=== TASK DETAILS ===
With every picture left out, restate the listing below exactly as written.
---+---
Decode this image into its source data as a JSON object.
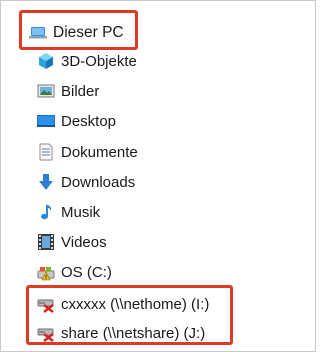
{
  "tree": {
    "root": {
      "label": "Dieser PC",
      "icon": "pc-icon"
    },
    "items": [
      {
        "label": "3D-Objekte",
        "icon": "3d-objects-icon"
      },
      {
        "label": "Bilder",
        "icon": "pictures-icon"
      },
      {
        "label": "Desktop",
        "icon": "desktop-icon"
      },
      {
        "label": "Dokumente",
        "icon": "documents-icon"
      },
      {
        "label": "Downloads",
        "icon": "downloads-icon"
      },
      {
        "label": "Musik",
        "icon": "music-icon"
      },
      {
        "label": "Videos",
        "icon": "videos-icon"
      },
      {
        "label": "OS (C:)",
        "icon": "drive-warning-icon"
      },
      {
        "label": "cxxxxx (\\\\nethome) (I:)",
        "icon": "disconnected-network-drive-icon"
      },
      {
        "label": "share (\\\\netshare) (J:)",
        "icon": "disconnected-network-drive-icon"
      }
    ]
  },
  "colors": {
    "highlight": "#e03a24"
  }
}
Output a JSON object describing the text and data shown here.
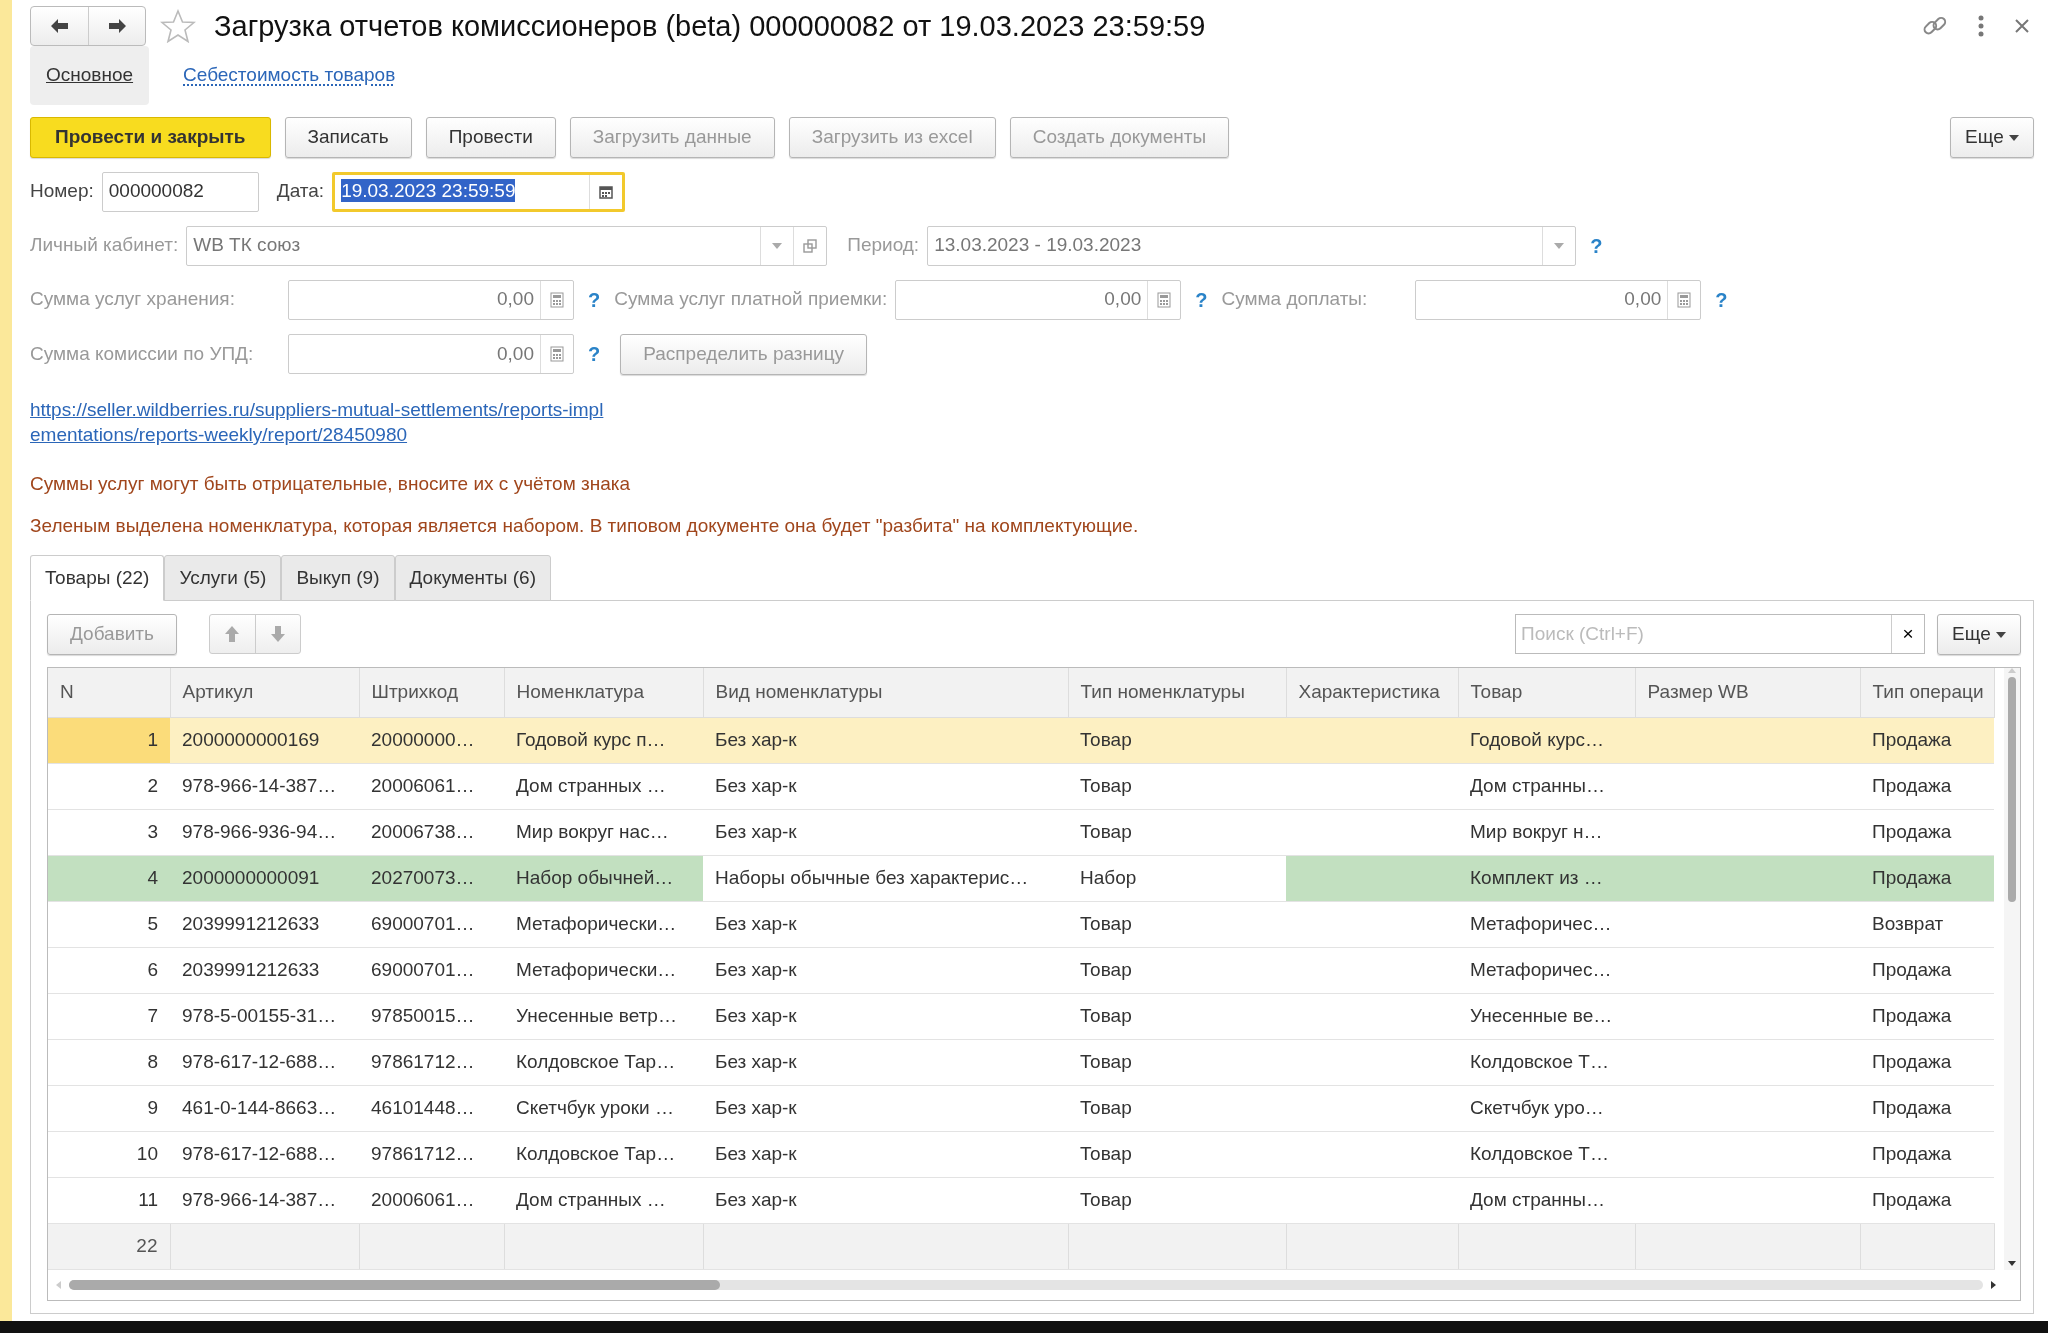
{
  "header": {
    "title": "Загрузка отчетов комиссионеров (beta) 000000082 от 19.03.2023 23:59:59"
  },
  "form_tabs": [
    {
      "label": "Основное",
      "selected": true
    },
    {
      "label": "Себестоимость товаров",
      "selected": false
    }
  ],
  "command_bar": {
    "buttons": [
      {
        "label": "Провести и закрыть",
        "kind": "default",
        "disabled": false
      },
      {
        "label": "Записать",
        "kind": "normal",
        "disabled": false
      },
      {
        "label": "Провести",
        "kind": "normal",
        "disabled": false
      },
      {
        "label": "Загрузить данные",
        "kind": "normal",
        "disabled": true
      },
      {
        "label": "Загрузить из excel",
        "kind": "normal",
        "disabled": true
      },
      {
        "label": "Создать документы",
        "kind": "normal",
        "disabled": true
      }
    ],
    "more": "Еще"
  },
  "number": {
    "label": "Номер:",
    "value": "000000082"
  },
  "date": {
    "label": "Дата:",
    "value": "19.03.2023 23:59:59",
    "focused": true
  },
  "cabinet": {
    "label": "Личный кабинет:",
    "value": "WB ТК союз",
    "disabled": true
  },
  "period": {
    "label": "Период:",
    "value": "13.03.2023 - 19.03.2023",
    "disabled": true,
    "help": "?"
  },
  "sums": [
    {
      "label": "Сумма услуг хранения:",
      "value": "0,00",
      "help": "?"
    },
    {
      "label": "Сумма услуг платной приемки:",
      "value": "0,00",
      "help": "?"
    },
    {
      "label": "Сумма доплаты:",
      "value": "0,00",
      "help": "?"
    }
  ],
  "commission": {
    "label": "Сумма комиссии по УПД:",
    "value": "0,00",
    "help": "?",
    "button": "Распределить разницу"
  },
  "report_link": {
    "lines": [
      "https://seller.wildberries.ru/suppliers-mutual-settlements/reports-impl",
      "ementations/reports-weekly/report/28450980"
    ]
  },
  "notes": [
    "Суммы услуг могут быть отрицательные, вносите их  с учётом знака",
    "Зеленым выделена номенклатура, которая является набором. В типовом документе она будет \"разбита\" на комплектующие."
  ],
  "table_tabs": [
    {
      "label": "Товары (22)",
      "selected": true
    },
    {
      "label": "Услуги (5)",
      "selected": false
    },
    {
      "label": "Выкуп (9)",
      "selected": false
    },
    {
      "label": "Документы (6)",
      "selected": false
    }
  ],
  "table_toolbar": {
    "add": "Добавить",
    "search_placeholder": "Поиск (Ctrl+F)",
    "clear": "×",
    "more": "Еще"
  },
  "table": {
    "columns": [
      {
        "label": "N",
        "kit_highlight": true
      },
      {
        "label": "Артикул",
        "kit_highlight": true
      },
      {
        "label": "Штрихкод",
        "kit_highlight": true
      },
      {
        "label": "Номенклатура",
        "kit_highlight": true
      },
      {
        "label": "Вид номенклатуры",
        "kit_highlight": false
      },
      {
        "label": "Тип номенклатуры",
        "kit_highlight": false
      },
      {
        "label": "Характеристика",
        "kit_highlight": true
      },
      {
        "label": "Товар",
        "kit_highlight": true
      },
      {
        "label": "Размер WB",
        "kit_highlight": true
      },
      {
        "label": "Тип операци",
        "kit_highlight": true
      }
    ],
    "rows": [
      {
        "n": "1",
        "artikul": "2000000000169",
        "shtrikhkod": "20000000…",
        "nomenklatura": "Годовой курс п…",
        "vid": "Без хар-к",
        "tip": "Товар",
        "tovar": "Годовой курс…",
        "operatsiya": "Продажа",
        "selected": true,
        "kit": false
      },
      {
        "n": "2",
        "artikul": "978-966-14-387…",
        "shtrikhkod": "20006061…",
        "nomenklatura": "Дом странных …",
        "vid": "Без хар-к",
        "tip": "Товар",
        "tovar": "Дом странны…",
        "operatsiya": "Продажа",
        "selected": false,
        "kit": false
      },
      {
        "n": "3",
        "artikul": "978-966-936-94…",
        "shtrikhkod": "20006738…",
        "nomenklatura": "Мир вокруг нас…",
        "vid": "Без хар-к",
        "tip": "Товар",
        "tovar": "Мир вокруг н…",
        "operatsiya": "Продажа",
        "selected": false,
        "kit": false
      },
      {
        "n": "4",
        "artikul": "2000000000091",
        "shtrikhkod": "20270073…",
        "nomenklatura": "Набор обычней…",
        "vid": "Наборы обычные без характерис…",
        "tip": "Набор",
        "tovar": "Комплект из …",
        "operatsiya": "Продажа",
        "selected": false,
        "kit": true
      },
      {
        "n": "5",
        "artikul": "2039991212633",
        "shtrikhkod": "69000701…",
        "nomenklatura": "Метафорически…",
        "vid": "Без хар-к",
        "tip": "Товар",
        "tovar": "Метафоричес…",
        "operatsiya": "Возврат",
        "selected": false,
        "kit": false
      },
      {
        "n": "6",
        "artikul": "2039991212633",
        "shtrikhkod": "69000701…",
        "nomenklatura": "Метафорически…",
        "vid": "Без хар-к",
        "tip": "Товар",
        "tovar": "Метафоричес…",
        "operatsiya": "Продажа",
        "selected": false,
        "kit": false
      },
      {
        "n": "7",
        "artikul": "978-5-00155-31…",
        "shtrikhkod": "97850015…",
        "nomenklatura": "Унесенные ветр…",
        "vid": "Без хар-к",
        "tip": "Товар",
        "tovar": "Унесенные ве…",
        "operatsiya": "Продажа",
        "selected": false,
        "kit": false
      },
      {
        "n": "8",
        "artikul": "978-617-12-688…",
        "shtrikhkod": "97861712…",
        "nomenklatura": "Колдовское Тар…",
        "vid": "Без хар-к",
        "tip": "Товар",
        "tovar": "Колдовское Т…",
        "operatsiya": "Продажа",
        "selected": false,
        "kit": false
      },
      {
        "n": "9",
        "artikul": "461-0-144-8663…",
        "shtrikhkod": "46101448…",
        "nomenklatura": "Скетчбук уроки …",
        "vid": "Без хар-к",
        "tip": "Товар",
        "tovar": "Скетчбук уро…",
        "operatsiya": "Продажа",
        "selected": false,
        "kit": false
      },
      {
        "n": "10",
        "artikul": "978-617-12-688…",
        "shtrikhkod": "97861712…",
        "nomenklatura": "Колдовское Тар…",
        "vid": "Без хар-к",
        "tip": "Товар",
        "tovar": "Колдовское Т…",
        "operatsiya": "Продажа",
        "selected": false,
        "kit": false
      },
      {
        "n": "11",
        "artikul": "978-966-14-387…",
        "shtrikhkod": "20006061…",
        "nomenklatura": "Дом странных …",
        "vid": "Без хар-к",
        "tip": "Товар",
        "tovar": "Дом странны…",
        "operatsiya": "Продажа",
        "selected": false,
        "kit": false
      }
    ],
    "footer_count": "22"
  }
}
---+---
=== SOLUTION TO THIS PROBLEM ===
Decode this image into its source data as a JSON object.
{
  "tree": {
    "root": {
      "label": "Dieser PC",
      "icon": "pc-icon"
    },
    "items": [
      {
        "label": "3D-Objekte",
        "icon": "3d-objects-icon"
      },
      {
        "label": "Bilder",
        "icon": "pictures-icon"
      },
      {
        "label": "Desktop",
        "icon": "desktop-icon"
      },
      {
        "label": "Dokumente",
        "icon": "documents-icon"
      },
      {
        "label": "Downloads",
        "icon": "downloads-icon"
      },
      {
        "label": "Musik",
        "icon": "music-icon"
      },
      {
        "label": "Videos",
        "icon": "videos-icon"
      },
      {
        "label": "OS (C:)",
        "icon": "drive-warning-icon"
      },
      {
        "label": "cxxxxx (\\\\nethome) (I:)",
        "icon": "disconnected-network-drive-icon"
      },
      {
        "label": "share (\\\\netshare) (J:)",
        "icon": "disconnected-network-drive-icon"
      }
    ]
  },
  "colors": {
    "highlight": "#e03a24"
  }
}
Output a JSON object describing the text and data shown here.
{
  "header": {
    "title": "Загрузка отчетов комиссионеров (beta) 000000082 от 19.03.2023 23:59:59"
  },
  "form_tabs": [
    {
      "label": "Основное",
      "selected": true
    },
    {
      "label": "Себестоимость товаров",
      "selected": false
    }
  ],
  "command_bar": {
    "buttons": [
      {
        "label": "Провести и закрыть",
        "kind": "default",
        "disabled": false
      },
      {
        "label": "Записать",
        "kind": "normal",
        "disabled": false
      },
      {
        "label": "Провести",
        "kind": "normal",
        "disabled": false
      },
      {
        "label": "Загрузить данные",
        "kind": "normal",
        "disabled": true
      },
      {
        "label": "Загрузить из excel",
        "kind": "normal",
        "disabled": true
      },
      {
        "label": "Создать документы",
        "kind": "normal",
        "disabled": true
      }
    ],
    "more": "Еще"
  },
  "number": {
    "label": "Номер:",
    "value": "000000082"
  },
  "date": {
    "label": "Дата:",
    "value": "19.03.2023 23:59:59",
    "focused": true
  },
  "cabinet": {
    "label": "Личный кабинет:",
    "value": "WB ТК союз",
    "disabled": true
  },
  "period": {
    "label": "Период:",
    "value": "13.03.2023 - 19.03.2023",
    "disabled": true,
    "help": "?"
  },
  "sums": [
    {
      "label": "Сумма услуг хранения:",
      "value": "0,00",
      "help": "?"
    },
    {
      "label": "Сумма услуг платной приемки:",
      "value": "0,00",
      "help": "?"
    },
    {
      "label": "Сумма доплаты:",
      "value": "0,00",
      "help": "?"
    }
  ],
  "commission": {
    "label": "Сумма комиссии по УПД:",
    "value": "0,00",
    "help": "?",
    "button": "Распределить разницу"
  },
  "report_link": {
    "lines": [
      "https://seller.wildberries.ru/suppliers-mutual-settlements/reports-impl",
      "ementations/reports-weekly/report/28450980"
    ]
  },
  "notes": [
    "Суммы услуг могут быть отрицательные, вносите их  с учётом знака",
    "Зеленым выделена номенклатура, которая является набором. В типовом документе она будет \"разбита\" на комплектующие."
  ],
  "table_tabs": [
    {
      "label": "Товары (22)",
      "selected": true
    },
    {
      "label": "Услуги (5)",
      "selected": false
    },
    {
      "label": "Выкуп (9)",
      "selected": false
    },
    {
      "label": "Документы (6)",
      "selected": false
    }
  ],
  "table_toolbar": {
    "add": "Добавить",
    "search_placeholder": "Поиск (Ctrl+F)",
    "clear": "×",
    "more": "Еще"
  },
  "table": {
    "columns": [
      {
        "label": "N",
        "kit_highlight": true
      },
      {
        "label": "Артикул",
        "kit_highlight": true
      },
      {
        "label": "Штрихкод",
        "kit_highlight": true
      },
      {
        "label": "Номенклатура",
        "kit_highlight": true
      },
      {
        "label": "Вид номенклатуры",
        "kit_highlight": false
      },
      {
        "label": "Тип номенклатуры",
        "kit_highlight": false
      },
      {
        "label": "Характеристика",
        "kit_highlight": true
      },
      {
        "label": "Товар",
        "kit_highlight": true
      },
      {
        "label": "Размер WB",
        "kit_highlight": true
      },
      {
        "label": "Тип операци",
        "kit_highlight": true
      }
    ],
    "rows": [
      {
        "n": "1",
        "artikul": "2000000000169",
        "shtrikhkod": "20000000…",
        "nomenklatura": "Годовой курс п…",
        "vid": "Без хар-к",
        "tip": "Товар",
        "tovar": "Годовой курс…",
        "operatsiya": "Продажа",
        "selected": true,
        "kit": false
      },
      {
        "n": "2",
        "artikul": "978-966-14-387…",
        "shtrikhkod": "20006061…",
        "nomenklatura": "Дом странных …",
        "vid": "Без хар-к",
        "tip": "Товар",
        "tovar": "Дом странны…",
        "operatsiya": "Продажа",
        "selected": false,
        "kit": false
      },
      {
        "n": "3",
        "artikul": "978-966-936-94…",
        "shtrikhkod": "20006738…",
        "nomenklatura": "Мир вокруг нас…",
        "vid": "Без хар-к",
        "tip": "Товар",
        "tovar": "Мир вокруг н…",
        "operatsiya": "Продажа",
        "selected": false,
        "kit": false
      },
      {
        "n": "4",
        "artikul": "2000000000091",
        "shtrikhkod": "20270073…",
        "nomenklatura": "Набор обычней…",
        "vid": "Наборы обычные без характерис…",
        "tip": "Набор",
        "tovar": "Комплект из …",
        "operatsiya": "Продажа",
        "selected": false,
        "kit": true
      },
      {
        "n": "5",
        "artikul": "2039991212633",
        "shtrikhkod": "69000701…",
        "nomenklatura": "Метафорически…",
        "vid": "Без хар-к",
        "tip": "Товар",
        "tovar": "Метафоричес…",
        "operatsiya": "Возврат",
        "selected": false,
        "kit": false
      },
      {
        "n": "6",
        "artikul": "2039991212633",
        "shtrikhkod": "69000701…",
        "nomenklatura": "Метафорически…",
        "vid": "Без хар-к",
        "tip": "Товар",
        "tovar": "Метафоричес…",
        "operatsiya": "Продажа",
        "selected": false,
        "kit": false
      },
      {
        "n": "7",
        "artikul": "978-5-00155-31…",
        "shtrikhkod": "97850015…",
        "nomenklatura": "Унесенные ветр…",
        "vid": "Без хар-к",
        "tip": "Товар",
        "tovar": "Унесенные ве…",
        "operatsiya": "Продажа",
        "selected": false,
        "kit": false
      },
      {
        "n": "8",
        "artikul": "978-617-12-688…",
        "shtrikhkod": "97861712…",
        "nomenklatura": "Колдовское Тар…",
        "vid": "Без хар-к",
        "tip": "Товар",
        "tovar": "Колдовское Т…",
        "operatsiya": "Продажа",
        "selected": false,
        "kit": false
      },
      {
        "n": "9",
        "artikul": "461-0-144-8663…",
        "shtrikhkod": "46101448…",
        "nomenklatura": "Скетчбук уроки …",
        "vid": "Без хар-к",
        "tip": "Товар",
        "tovar": "Скетчбук уро…",
        "operatsiya": "Продажа",
        "selected": false,
        "kit": false
      },
      {
        "n": "10",
        "artikul": "978-617-12-688…",
        "shtrikhkod": "97861712…",
        "nomenklatura": "Колдовское Тар…",
        "vid": "Без хар-к",
        "tip": "Товар",
        "tovar": "Колдовское Т…",
        "operatsiya": "Продажа",
        "selected": false,
        "kit": false
      },
      {
        "n": "11",
        "artikul": "978-966-14-387…",
        "shtrikhkod": "20006061…",
        "nomenklatura": "Дом странных …",
        "vid": "Без хар-к",
        "tip": "Товар",
        "tovar": "Дом странны…",
        "operatsiya": "Продажа",
        "selected": false,
        "kit": false
      }
    ],
    "footer_count": "22"
  }
}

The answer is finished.